The practice of marking royal birthdays with musical celebrations was customary in Purcell’s time and continued until the late 18 th century and the reign of George III. One of Handel’s early commissions after his move to London was to compose an ode for the 48 th birthday of Queen Anne in 1713, the year before she died. The ode also celebrated the signing in 1713 of the Treaty of Utrecht which ended 11 years of war against France and Spain. The words, written by a contemporary playwright, one Ambrose Philips, appear to us now, though no doubt not so at the time, as mindless banality, but Handel has produced in a piece of barely 30 minutes duration a work of musical richness and imagination. It has nine movements with a refrain, celebrating both the royal birthday and the Peace of Utrecht, which provides the text for two of the movements and ends five of the seven other stanzas:
The day that gave great Anna birth,
Who fix’d a lasting peace on earth.
The variety of settings for this refrain and their contrast with the preceding music in each stanza is one of the delights of the work. Much of the solo writing is given to the alto or counter-tenor.
1 Eternal source of light divine 6 Kind health descends on downy wing
2 The day that gave great Anna birth 7 The day that gave great Anna birth
3 Let all the winged race with joy 8 Let envy then conceal her head
4 Let flocks and herds their fear forget 9 United nations shall combine
5 Let rolling streams their gladness show
The King shall rejoice
This anthem was sung at the formal recognition of the King soon after the start of the coronation service.
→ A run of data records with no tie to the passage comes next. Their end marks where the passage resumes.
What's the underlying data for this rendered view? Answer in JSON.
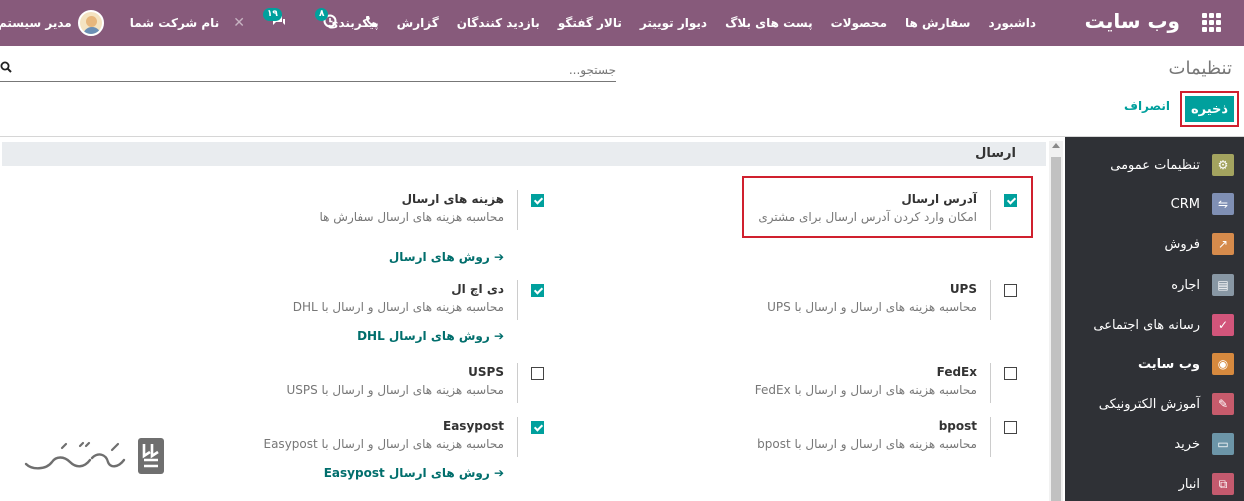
{
  "navbar": {
    "brand": "وب سایت",
    "menu": [
      "داشبورد",
      "سفارش ها",
      "محصولات",
      "پست های بلاگ",
      "دیوار توییتر",
      "تالار گفتگو",
      "بازدید کنندگان",
      "گزارش",
      "پیکربندی"
    ],
    "activity_count": "۸",
    "messages_count": "۱۹",
    "company": "نام شرکت شما",
    "user": "مدیر سیستم"
  },
  "control_panel": {
    "title": "تنظیمات",
    "search_placeholder": "جستجو...",
    "save_label": "ذخیره",
    "discard_label": "انصراف"
  },
  "sidebar": {
    "items": [
      {
        "label": "تنظیمات عمومی",
        "icon": "gear-icon",
        "color": "#a3a35f",
        "glyph": "⚙"
      },
      {
        "label": "CRM",
        "icon": "handshake-icon",
        "color": "#7f8fb4",
        "glyph": "⇋"
      },
      {
        "label": "فروش",
        "icon": "chart-icon",
        "color": "#d68b4c",
        "glyph": "↗"
      },
      {
        "label": "اجاره",
        "icon": "calendar-icon",
        "color": "#8897a4",
        "glyph": "▤"
      },
      {
        "label": "رسانه های اجتماعی",
        "icon": "thumbs-up-icon",
        "color": "#d2557b",
        "glyph": "👍"
      },
      {
        "label": "وب سایت",
        "icon": "globe-icon",
        "color": "#d6893e",
        "glyph": "◉"
      },
      {
        "label": "آموزش الکترونیکی",
        "icon": "elearning-icon",
        "color": "#c75b6c",
        "glyph": "✎"
      },
      {
        "label": "خرید",
        "icon": "credit-card-icon",
        "color": "#6c95a8",
        "glyph": "▭"
      },
      {
        "label": "انبار",
        "icon": "box-icon",
        "color": "#c45a6e",
        "glyph": "⧉"
      }
    ],
    "active_label": "وب سایت"
  },
  "section": {
    "title": "ارسال",
    "settings": [
      {
        "key": "ship_address",
        "title": "آدرس ارسال",
        "desc": "امکان وارد کردن آدرس ارسال برای مشتری",
        "checked": true,
        "link": ""
      },
      {
        "key": "ship_cost",
        "title": "هزینه های ارسال",
        "desc": "محاسبه هزینه های ارسال سفارش ها",
        "checked": true,
        "link": "روش های ارسال"
      },
      {
        "key": "ups",
        "title": "UPS",
        "desc": "محاسبه هزینه های ارسال و ارسال با UPS",
        "checked": false,
        "link": ""
      },
      {
        "key": "dhl",
        "title": "دی اچ ال",
        "desc": "محاسبه هزینه های ارسال و ارسال با DHL",
        "checked": true,
        "link": "روش های ارسال DHL"
      },
      {
        "key": "fedex",
        "title": "FedEx",
        "desc": "محاسبه هزینه های ارسال و ارسال با FedEx",
        "checked": false,
        "link": ""
      },
      {
        "key": "usps",
        "title": "USPS",
        "desc": "محاسبه هزینه های ارسال و ارسال با USPS",
        "checked": false,
        "link": ""
      },
      {
        "key": "bpost",
        "title": "bpost",
        "desc": "محاسبه هزینه های ارسال و ارسال با bpost",
        "checked": false,
        "link": ""
      },
      {
        "key": "easypost",
        "title": "Easypost",
        "desc": "محاسبه هزینه های ارسال و ارسال با Easypost",
        "checked": true,
        "link": "روش های ارسال Easypost"
      }
    ]
  },
  "watermark": {
    "logo": "تسهیلگستر"
  }
}
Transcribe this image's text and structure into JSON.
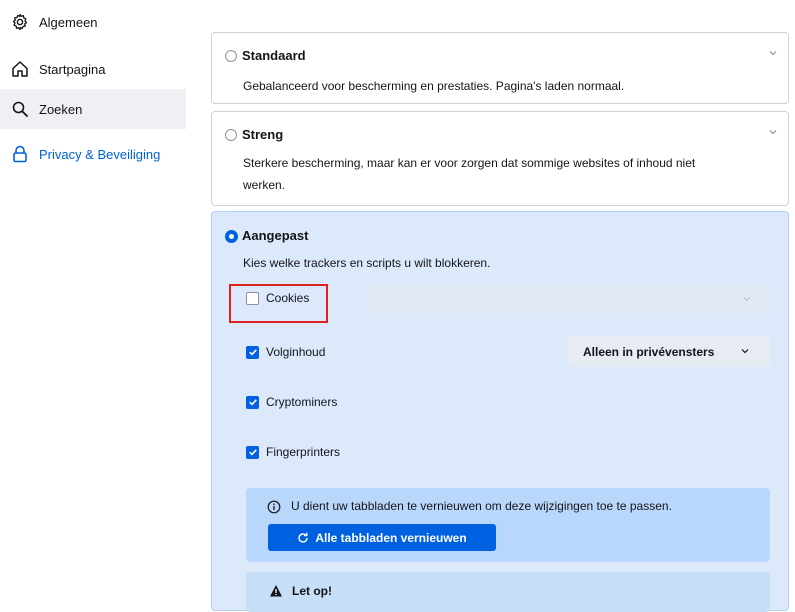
{
  "sidebar": {
    "items": [
      {
        "label": "Algemeen",
        "icon": "gear-icon"
      },
      {
        "label": "Startpagina",
        "icon": "home-icon"
      },
      {
        "label": "Zoeken",
        "icon": "search-icon"
      },
      {
        "label": "Privacy & Beveiliging",
        "icon": "lock-icon"
      }
    ]
  },
  "protection": {
    "standard": {
      "title": "Standaard",
      "description": "Gebalanceerd voor bescherming en prestaties. Pagina's laden normaal."
    },
    "strict": {
      "title": "Streng",
      "description_line1": "Sterkere bescherming, maar kan er voor zorgen dat sommige websites of inhoud niet",
      "description_line2": "werken."
    },
    "custom": {
      "title": "Aangepast",
      "subtitle": "Kies welke trackers en scripts u wilt blokkeren.",
      "options": [
        {
          "label": "Cookies",
          "checked": false
        },
        {
          "label": "Volginhoud",
          "checked": true
        },
        {
          "label": "Cryptominers",
          "checked": true
        },
        {
          "label": "Fingerprinters",
          "checked": true
        }
      ],
      "tracking_select_value": "Alleen in privévensters",
      "cookies_select_value": "",
      "notice": "U dient uw tabbladen te vernieuwen om deze wijzigingen toe te passen.",
      "reload_button": "Alle tabbladen vernieuwen",
      "warning_title": "Let op!"
    }
  },
  "colors": {
    "accent": "#0061e0",
    "custom_bg": "#dbe9fb",
    "highlight": "#e02121"
  }
}
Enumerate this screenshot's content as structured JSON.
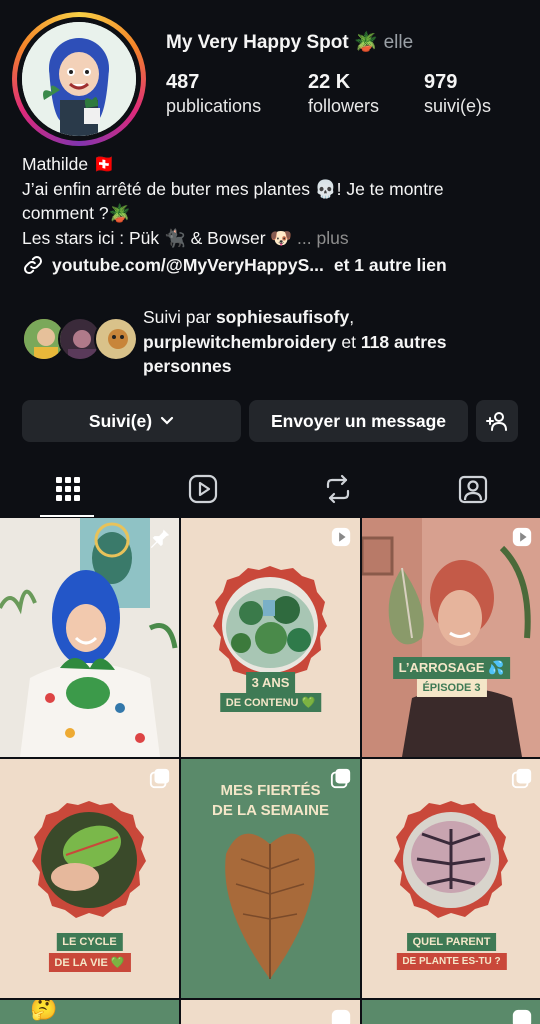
{
  "profile": {
    "name": "My Very Happy Spot 🪴",
    "pronoun": "elle"
  },
  "stats": [
    {
      "value": "487",
      "label": "publications"
    },
    {
      "value": "22 K",
      "label": "followers"
    },
    {
      "value": "979",
      "label": "suivi(e)s"
    }
  ],
  "bio": {
    "line1": "Mathilde 🇨🇭",
    "line2": "J’ai enfin arrêté de buter mes plantes 💀! Je te montre",
    "line3": "comment ?🪴",
    "line4": "Les stars ici : Pük 🐈‍⬛ & Bowser 🐶 ",
    "more": "... plus",
    "link": "youtube.com/@MyVeryHappyS...",
    "other_links": "et 1 autre lien"
  },
  "followed_by": {
    "prefix": "Suivi par ",
    "user1": "sophiesaufisofy",
    "sep": ",",
    "user2": "purplewitchembroidery",
    "mid": " et ",
    "others": "118 autres personnes"
  },
  "buttons": {
    "following": "Suivi(e)",
    "message": "Envoyer un message"
  },
  "tabs": [
    "grid-icon",
    "reels-icon",
    "reposts-icon",
    "tagged-icon"
  ],
  "posts": [
    {
      "type": "photo",
      "pinned": true
    },
    {
      "type": "reel",
      "caption1": "3 ANS",
      "caption2": "DE CONTENU 💚"
    },
    {
      "type": "reel",
      "caption1": "L’ARROSAGE 💦",
      "caption2": "ÉPISODE 3"
    },
    {
      "type": "carousel",
      "caption1": "LE CYCLE",
      "caption2": "DE LA VIE 💚"
    },
    {
      "type": "carousel",
      "title1": "MES FIERTÉS",
      "title2": "DE LA SEMAINE"
    },
    {
      "type": "carousel",
      "caption1": "QUEL PARENT",
      "caption2": "DE PLANTE ES-TU ?"
    }
  ],
  "colors": {
    "background": "#0d0f14",
    "button": "#23262b",
    "beige": "#efdcc9",
    "red_frame": "#c9483a",
    "green_label": "#3e7a55",
    "sage": "#5a8a6a"
  }
}
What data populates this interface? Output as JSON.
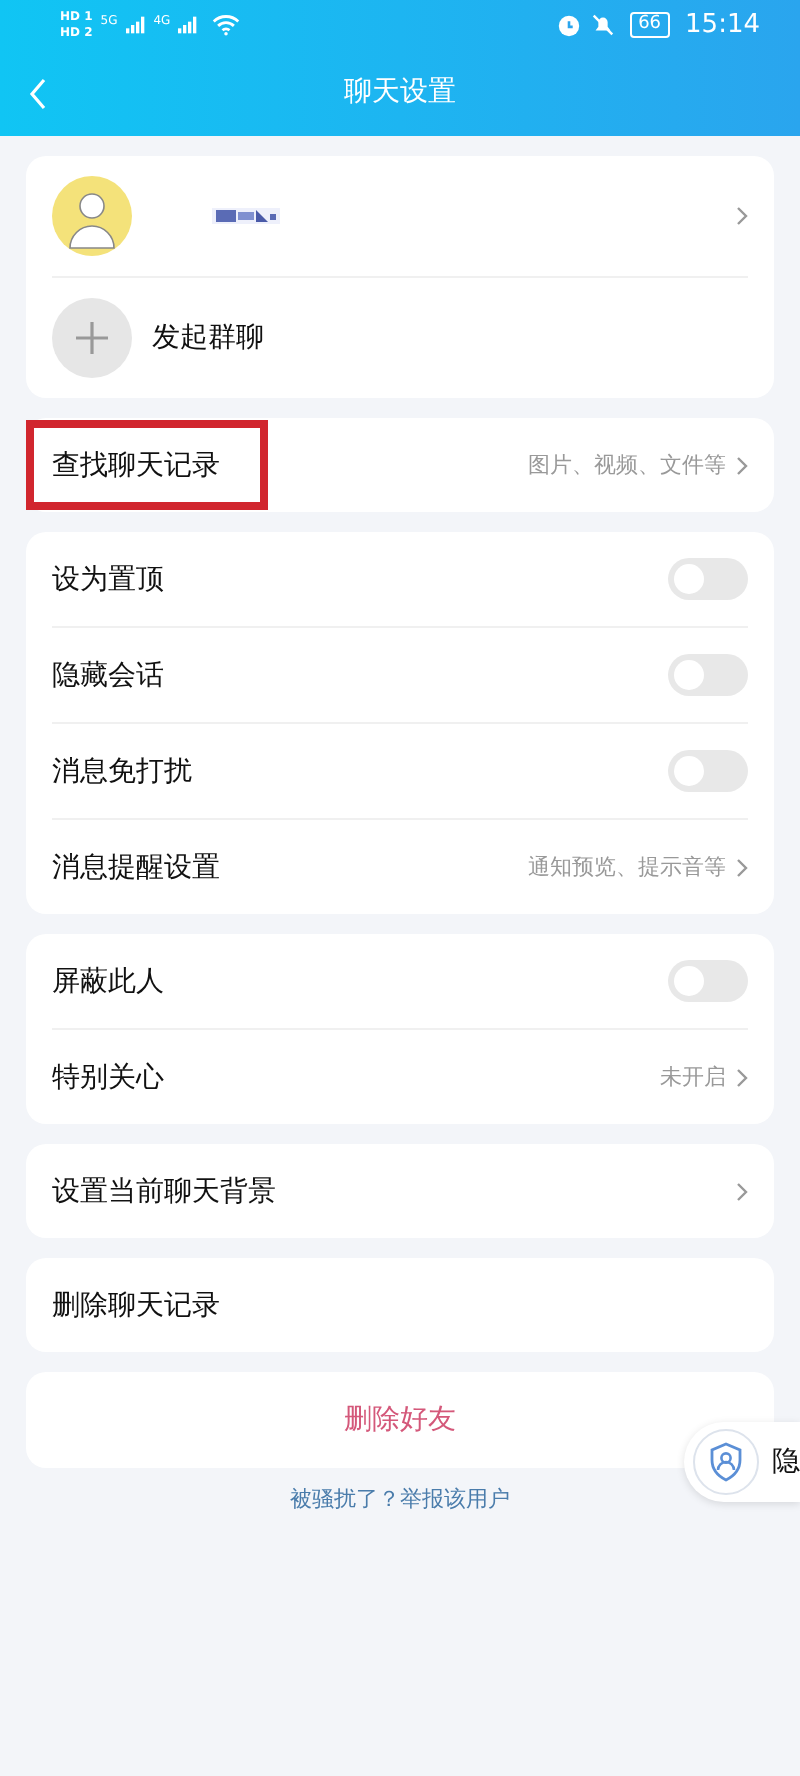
{
  "status_bar": {
    "sim_1": "HD 1",
    "sim_2": "HD 2",
    "network_1": "5G",
    "network_2": "4G",
    "battery": "66",
    "time": "15:14"
  },
  "header": {
    "title": "聊天设置"
  },
  "profile": {
    "new_group_label": "发起群聊"
  },
  "groups": [
    {
      "items": [
        {
          "kind": "link",
          "label": "查找聊天记录",
          "value": "图片、视频、文件等",
          "highlighted": true
        }
      ]
    },
    {
      "items": [
        {
          "kind": "toggle",
          "label": "设为置顶",
          "on": false
        },
        {
          "kind": "toggle",
          "label": "隐藏会话",
          "on": false
        },
        {
          "kind": "toggle",
          "label": "消息免打扰",
          "on": false
        },
        {
          "kind": "link",
          "label": "消息提醒设置",
          "value": "通知预览、提示音等",
          "highlighted": false
        }
      ]
    },
    {
      "items": [
        {
          "kind": "toggle",
          "label": "屏蔽此人",
          "on": false
        },
        {
          "kind": "link",
          "label": "特别关心",
          "value": "未开启",
          "highlighted": false
        }
      ]
    },
    {
      "items": [
        {
          "kind": "link",
          "label": "设置当前聊天背景",
          "highlighted": false
        }
      ]
    },
    {
      "items": [
        {
          "kind": "action",
          "label": "删除聊天记录"
        }
      ]
    }
  ],
  "delete_button": "删除好友",
  "report_link": "被骚扰了？举报该用户",
  "floating_pill": {
    "label": "隐"
  }
}
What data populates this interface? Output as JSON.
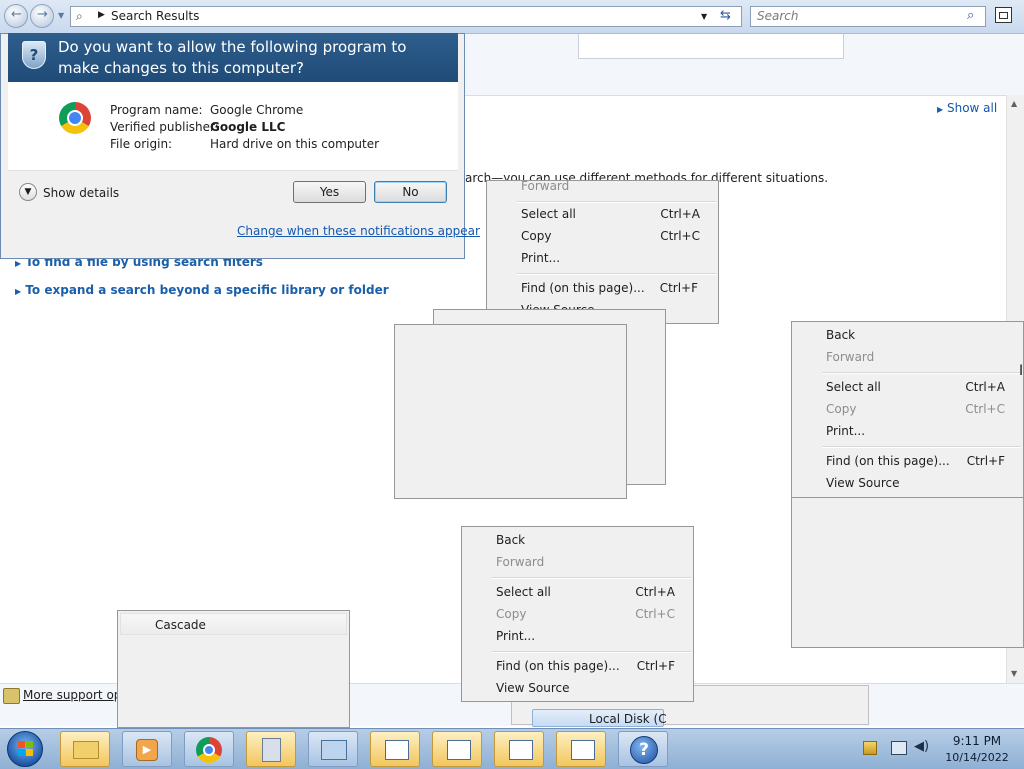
{
  "explorer": {
    "breadcrumb": "Search Results",
    "search_placeholder": "Search",
    "show_all": "Show all",
    "intro_text": "arch—you can use different methods for different situations.",
    "links": [
      "To find a file by using search filters",
      "To expand a search beyond a specific library or folder"
    ],
    "more_support": "More support opt",
    "local_disk": "Local Disk (C"
  },
  "uac": {
    "question": "Do you want to allow the following program to make changes to this computer?",
    "program_label": "Program name:",
    "program_value": "Google Chrome",
    "publisher_label": "Verified publisher:",
    "publisher_value": "Google LLC",
    "origin_label": "File origin:",
    "origin_value": "Hard drive on this computer",
    "show_details": "Show details",
    "yes": "Yes",
    "no": "No",
    "change_link": "Change when these notifications appear"
  },
  "menu_top": {
    "partial_item": "Forward",
    "items": [
      {
        "label": "Select all",
        "shortcut": "Ctrl+A"
      },
      {
        "label": "Copy",
        "shortcut": "Ctrl+C"
      },
      {
        "label": "Print...",
        "shortcut": ""
      },
      {
        "label": "Find (on this page)...",
        "shortcut": "Ctrl+F"
      },
      {
        "label": "View Source",
        "shortcut": ""
      }
    ]
  },
  "menu_right": {
    "back": "Back",
    "forward": "Forward",
    "select_all": "Select all",
    "select_all_sc": "Ctrl+A",
    "copy": "Copy",
    "copy_sc": "Ctrl+C",
    "print": "Print...",
    "find": "Find (on this page)...",
    "find_sc": "Ctrl+F",
    "view_source": "View Source"
  },
  "menu_bottom": {
    "back": "Back",
    "forward": "Forward",
    "select_all": "Select all",
    "select_all_sc": "Ctrl+A",
    "copy": "Copy",
    "copy_sc": "Ctrl+C",
    "print": "Print...",
    "find": "Find (on this page)...",
    "find_sc": "Ctrl+F",
    "view_source": "View Source"
  },
  "menu_cascade": {
    "item": "Cascade"
  },
  "taskbar": {
    "time": "9:11 PM",
    "date": "10/14/2022",
    "buttons": [
      "windows-explorer",
      "media-player",
      "chrome",
      "calculator",
      "control-panel",
      "window-1",
      "window-2",
      "window-3",
      "window-4",
      "help"
    ]
  }
}
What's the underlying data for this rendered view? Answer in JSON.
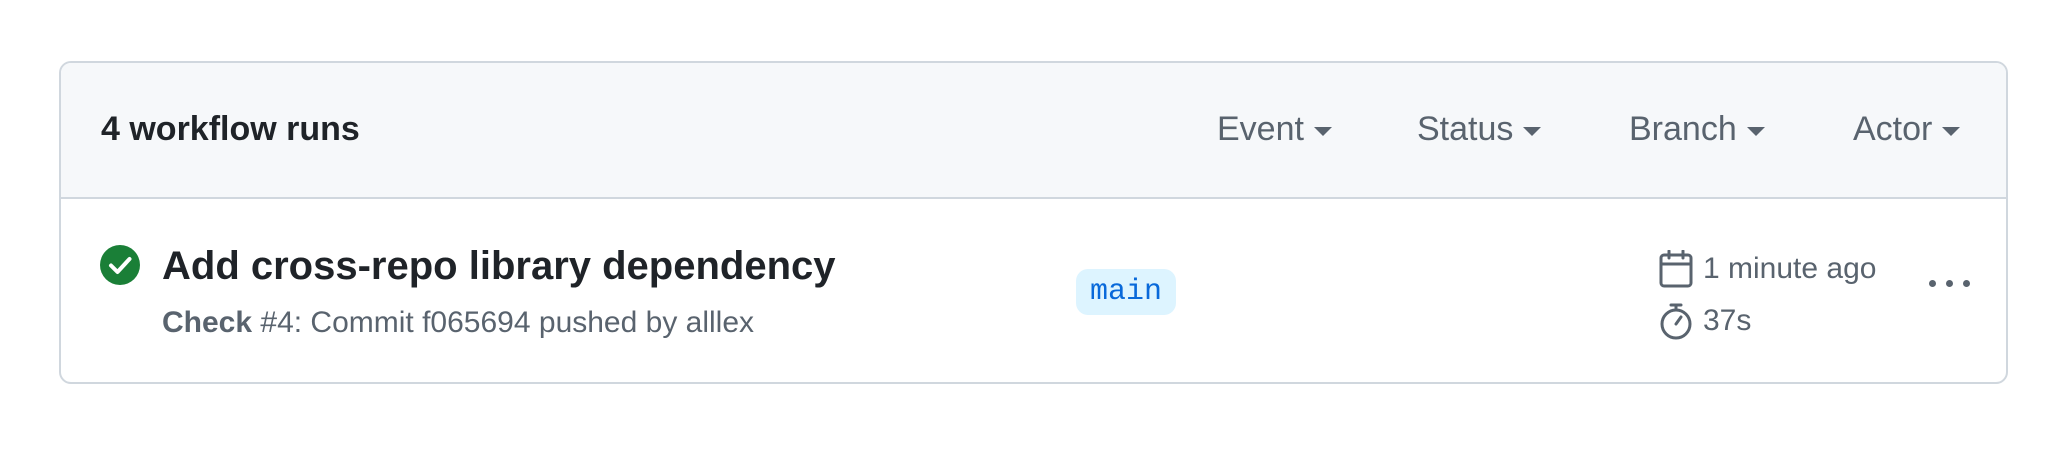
{
  "header": {
    "runs_count": "4 workflow runs",
    "filters": {
      "event": "Event",
      "status": "Status",
      "branch": "Branch",
      "actor": "Actor"
    }
  },
  "runs": [
    {
      "status_icon": "check-circle-icon",
      "status_color": "#1a7f37",
      "title": "Add cross-repo library dependency",
      "workflow_name": "Check",
      "run_number": "#4",
      "description": ": Commit f065694 pushed by alllex",
      "branch": "main",
      "time_icon": "calendar-icon",
      "time_ago": "1 minute ago",
      "duration_icon": "stopwatch-icon",
      "duration": "37s",
      "menu_icon": "kebab-horizontal-icon"
    }
  ]
}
It also has four sections, written for choir only, with the text taken from Psalm 21:
The King shall rejoice in thy strength, O Lord
Exceeding glad shall he be of thy salvation
Glory and worship hast thou laid upon him
O Lord, make thy servant Elisabeth, our Queen
This is one of the many anthems Byrd wrote during his tenure at the Chapel Royal, and his regarded as one of his finest. It is scored for soprano, tenor, bass and two alto parts, and is sung this evening by our soloists. Composers in the time of Byrd, writing music for cathedral services and religious occasions, did not distinguish between a single voice to each part and a choir with several voices to a part. This was to come later, particularly as Bach and Handel developed a more dramatic style of musical writing, contrasting solo roles with roles played or comments offered by a chorus.
Come Ye Sons of Art
Among the ceremonial occasions for which Purcell continued to write after the departure of the Stuarts in 1688 were royal birthdays, particularly those of Queen Mary who was considerably more popular among their subjects than was her husband. Come Ye Sons of Art, the sixth of such odes composed by Purcell, was written for her 33 rd birthday in 1694. (She died of small-pox in December of that year.) The author of the words is not known, but as with the Ode for the Birthday of Queen Anne, to our ears at least they are singularly unmemorable and uninspiring. It is Purcell’s music which makes this a work of celebration, with vigorous writing particularly for the counter-tenor duet in the third movement, for trumpet, and for oboe, which joins the soprano in a duet in the seventh movement. There are nine movements:
1 Overture 6 The day that such a blessing gave
2 Come, come, ye Sons of Art 7 Bid the Virtues, bid the Graces
3 Sound the trumpet 8 These are the sacred charms
4 Come, come, ye Sons of Art 9 See, Nature rejoicing
5 Strike the viol, touch the lute